Burberry has put its Royal Warrant in danger. Will it care? Melanie Godsell examines whether the crest sill has kudos.
Burberry has incurred the wrath of Welsh MP Chris Bryant and a plethora of celebrities in recent months over its decision to move production facilities out of Wales and into China at a cost of 300 British jobs Bryant has even demanded that the fashion brand be stripped of its two Royal Warrants, granted by the Queen and the Prince of Wales in 1955 and 1989 respectively.
The most recent case of a Royal Warrant being revoked was in 2000, when the Duke of Edinburgh demanded Harrods remove his coat of arms from the faaade of its London store, as well as from all packaging and stationery.
The decision was sparked by owner Mohamed Al Fayed's allegations that Prince Philip was behind the car crash that killed his son Dodi and Princess Diana in 1997.
The removal of the Duke of Edinburgh's warrant was followed by the non-renewal of those granted to Harrods by the Queen and Prince of Wales, bringing to an end its 45-year association with the royal household.
Burberry's decision to relocate its production facilities may not be quite so offensive to the royal family, but both the Queen and Prince Charles have voiced their concerns over the planned closure of the factory in Treorchy.
While there has been no firm indication that Burberry's warrant will be removed as a result, the saga does throw up questions about the extent of the benefits of being able to use the royal crest.
While it is hard to imagine Her Majesty nipping down to Boots for some indigestion tablets, or the Prince of Wales stopping off for an espresso at Carluccio's, these companies are among the 800 that have been granted symbols of patronage by one or more of the Queen, the Duke of Edinburgh or the Prince of Wales.
Alongside the names one might expect to see on the list, such as Fortnum & Mason and Selfridges, are some more surprising inclusions, including Weetabix, Heinz and Dollond & Aitchison.
'There is a great deal of value and kudos associated with having a Royal Warrant', says Keith Appleby, group brands director for Royal Doulton, which has two warrants, and a former design and marketing director for linen brand Dorma, which has three. 'When I joined Royal Doulton I was surprised at how low-key the holding of the warrants was in the business. I have been working to make sure people are aware of it.'
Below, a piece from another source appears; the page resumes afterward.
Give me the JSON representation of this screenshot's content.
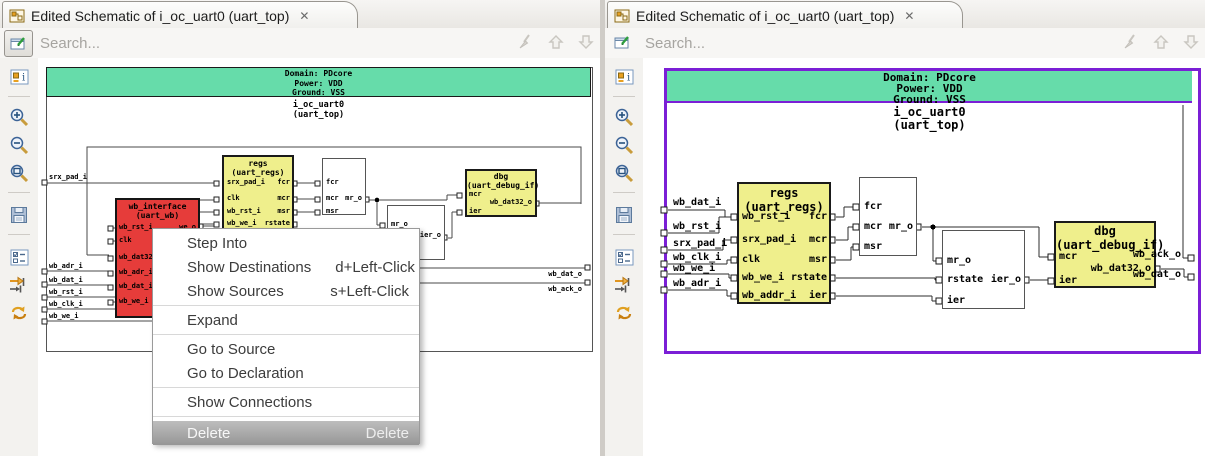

Appleby says that while the value of a Royal Warrant to a brand cannot be quantified, research for both Royal Doulton and Dorma has shown that consumers view it as denoting trustworthiness. But, he adds, it is no substitute for delivering quality.
The marketing advantage of the royal stamp varies by sector. Mary Lewis, creative director at design agency Lewis Moberly, whose clients include Selfridges, points to champagne as an example of a sector that benefits greatly. 'The warrant is an immediate shorthand to a certain prestige,' she says. Jewellers are another group keen to make visual use of the warrant. Lewis cites the example of Garrard & Co, which makes heavy use of the royal coat in its branding.